Task statement -
Copy every line of the records below where the word "save" occurs.

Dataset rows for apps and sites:
★ ★ ★ ★

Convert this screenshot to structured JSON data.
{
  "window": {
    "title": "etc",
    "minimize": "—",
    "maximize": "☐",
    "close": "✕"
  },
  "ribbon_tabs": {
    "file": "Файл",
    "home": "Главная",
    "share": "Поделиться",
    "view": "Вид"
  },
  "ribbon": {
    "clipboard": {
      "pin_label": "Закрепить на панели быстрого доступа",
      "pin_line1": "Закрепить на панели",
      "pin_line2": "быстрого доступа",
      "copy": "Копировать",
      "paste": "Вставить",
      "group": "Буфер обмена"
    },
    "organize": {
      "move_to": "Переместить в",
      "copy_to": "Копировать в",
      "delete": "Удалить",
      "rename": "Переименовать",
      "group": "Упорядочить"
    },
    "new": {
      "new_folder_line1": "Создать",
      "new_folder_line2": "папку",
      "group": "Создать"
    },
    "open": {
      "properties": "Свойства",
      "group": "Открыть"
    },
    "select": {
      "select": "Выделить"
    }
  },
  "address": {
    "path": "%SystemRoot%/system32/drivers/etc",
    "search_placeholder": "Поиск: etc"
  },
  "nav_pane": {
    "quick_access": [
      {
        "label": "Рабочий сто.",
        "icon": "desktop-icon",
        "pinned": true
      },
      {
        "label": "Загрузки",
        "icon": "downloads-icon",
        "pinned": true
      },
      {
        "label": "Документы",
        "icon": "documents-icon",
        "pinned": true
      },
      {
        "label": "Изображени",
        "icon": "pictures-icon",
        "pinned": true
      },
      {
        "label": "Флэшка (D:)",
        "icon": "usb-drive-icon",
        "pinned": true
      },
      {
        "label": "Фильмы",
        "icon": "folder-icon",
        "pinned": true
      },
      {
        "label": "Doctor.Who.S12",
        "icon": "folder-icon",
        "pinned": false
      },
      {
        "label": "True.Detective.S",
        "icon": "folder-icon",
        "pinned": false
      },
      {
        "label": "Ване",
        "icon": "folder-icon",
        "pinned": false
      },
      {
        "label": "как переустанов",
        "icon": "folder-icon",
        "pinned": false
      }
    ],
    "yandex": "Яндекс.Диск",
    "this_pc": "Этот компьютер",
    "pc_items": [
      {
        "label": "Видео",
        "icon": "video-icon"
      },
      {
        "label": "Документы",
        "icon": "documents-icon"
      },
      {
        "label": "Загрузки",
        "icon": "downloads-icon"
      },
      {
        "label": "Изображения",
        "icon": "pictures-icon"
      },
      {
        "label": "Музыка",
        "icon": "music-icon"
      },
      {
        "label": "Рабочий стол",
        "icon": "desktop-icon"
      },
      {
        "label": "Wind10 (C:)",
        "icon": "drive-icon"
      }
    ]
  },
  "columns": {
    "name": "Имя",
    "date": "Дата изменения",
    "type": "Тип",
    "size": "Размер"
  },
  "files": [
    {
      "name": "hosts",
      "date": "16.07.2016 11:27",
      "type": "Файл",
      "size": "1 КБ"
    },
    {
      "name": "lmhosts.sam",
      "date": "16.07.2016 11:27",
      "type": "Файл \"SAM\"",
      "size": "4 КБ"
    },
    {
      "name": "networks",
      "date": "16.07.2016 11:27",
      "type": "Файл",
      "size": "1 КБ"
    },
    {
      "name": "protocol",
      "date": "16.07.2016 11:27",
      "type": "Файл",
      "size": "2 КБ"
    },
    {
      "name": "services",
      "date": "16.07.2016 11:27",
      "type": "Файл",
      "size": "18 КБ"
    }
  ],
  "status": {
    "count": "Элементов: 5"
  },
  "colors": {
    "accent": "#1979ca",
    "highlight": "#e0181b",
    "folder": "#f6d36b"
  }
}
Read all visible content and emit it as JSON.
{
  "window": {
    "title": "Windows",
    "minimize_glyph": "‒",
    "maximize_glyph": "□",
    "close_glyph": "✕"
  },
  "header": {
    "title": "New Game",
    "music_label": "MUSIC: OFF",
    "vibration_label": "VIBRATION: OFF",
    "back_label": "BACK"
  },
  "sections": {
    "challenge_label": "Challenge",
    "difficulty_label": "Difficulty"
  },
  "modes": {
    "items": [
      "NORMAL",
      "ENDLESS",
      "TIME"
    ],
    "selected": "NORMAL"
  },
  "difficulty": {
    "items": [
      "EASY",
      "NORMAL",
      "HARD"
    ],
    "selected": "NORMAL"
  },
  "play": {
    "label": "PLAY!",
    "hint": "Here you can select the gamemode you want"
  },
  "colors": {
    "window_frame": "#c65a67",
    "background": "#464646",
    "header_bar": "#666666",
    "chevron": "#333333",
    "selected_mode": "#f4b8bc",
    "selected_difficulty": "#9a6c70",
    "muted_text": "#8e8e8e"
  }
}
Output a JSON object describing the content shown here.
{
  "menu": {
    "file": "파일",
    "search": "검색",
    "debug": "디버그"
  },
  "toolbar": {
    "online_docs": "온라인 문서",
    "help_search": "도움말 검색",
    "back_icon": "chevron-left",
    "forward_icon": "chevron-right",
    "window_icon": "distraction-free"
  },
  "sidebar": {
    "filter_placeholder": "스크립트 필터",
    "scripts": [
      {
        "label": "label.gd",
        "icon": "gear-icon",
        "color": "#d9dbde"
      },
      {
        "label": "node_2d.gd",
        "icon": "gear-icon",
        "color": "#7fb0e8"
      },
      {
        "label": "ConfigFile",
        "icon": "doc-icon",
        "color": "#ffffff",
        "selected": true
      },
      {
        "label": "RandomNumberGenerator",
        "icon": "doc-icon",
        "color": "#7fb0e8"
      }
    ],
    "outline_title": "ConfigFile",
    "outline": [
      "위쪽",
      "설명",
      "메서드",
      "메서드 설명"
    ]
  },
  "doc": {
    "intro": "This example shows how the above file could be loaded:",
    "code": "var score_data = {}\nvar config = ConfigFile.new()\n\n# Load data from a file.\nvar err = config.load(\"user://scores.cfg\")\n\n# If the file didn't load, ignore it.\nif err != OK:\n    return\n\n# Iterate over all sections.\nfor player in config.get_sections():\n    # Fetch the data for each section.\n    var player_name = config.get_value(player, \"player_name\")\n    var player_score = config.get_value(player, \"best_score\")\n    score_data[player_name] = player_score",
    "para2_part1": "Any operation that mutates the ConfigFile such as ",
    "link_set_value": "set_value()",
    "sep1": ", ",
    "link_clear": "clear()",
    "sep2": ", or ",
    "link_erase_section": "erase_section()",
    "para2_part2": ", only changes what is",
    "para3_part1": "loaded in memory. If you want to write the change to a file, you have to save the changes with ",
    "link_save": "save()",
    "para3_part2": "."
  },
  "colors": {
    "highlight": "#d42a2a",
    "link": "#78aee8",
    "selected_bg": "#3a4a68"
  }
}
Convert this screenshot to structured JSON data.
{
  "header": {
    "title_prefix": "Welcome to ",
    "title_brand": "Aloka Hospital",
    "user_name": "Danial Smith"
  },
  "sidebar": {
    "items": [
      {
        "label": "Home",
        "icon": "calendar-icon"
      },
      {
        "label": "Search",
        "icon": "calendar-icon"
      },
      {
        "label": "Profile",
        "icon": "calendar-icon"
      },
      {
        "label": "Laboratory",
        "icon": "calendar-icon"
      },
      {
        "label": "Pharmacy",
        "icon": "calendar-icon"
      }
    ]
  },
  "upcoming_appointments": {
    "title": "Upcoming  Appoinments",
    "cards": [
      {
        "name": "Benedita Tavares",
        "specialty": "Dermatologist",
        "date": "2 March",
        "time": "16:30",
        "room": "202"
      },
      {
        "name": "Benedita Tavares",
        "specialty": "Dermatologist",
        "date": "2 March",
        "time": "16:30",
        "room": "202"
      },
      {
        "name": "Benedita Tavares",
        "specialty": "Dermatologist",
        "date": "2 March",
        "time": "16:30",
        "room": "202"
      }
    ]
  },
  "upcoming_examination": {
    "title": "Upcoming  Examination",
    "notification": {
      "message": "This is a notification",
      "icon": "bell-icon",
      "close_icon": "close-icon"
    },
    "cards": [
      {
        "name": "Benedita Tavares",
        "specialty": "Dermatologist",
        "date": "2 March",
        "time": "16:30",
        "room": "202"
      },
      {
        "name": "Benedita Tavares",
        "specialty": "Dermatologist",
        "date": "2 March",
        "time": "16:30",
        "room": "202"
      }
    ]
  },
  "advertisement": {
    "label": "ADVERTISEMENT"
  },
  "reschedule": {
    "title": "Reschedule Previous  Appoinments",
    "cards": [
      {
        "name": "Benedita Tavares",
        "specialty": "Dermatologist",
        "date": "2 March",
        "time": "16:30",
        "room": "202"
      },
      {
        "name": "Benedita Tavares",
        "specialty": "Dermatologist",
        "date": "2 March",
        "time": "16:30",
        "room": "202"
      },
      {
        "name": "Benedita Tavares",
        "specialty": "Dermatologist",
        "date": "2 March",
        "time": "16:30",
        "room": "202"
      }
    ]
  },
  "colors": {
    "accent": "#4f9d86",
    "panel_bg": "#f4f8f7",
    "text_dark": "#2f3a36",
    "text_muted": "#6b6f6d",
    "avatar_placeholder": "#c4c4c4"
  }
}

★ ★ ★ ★

Answer for the task -
    "para3_part1": "loaded in memory. If you want to write the change to a file, you have to save the changes with ",
    "link_save": "save()",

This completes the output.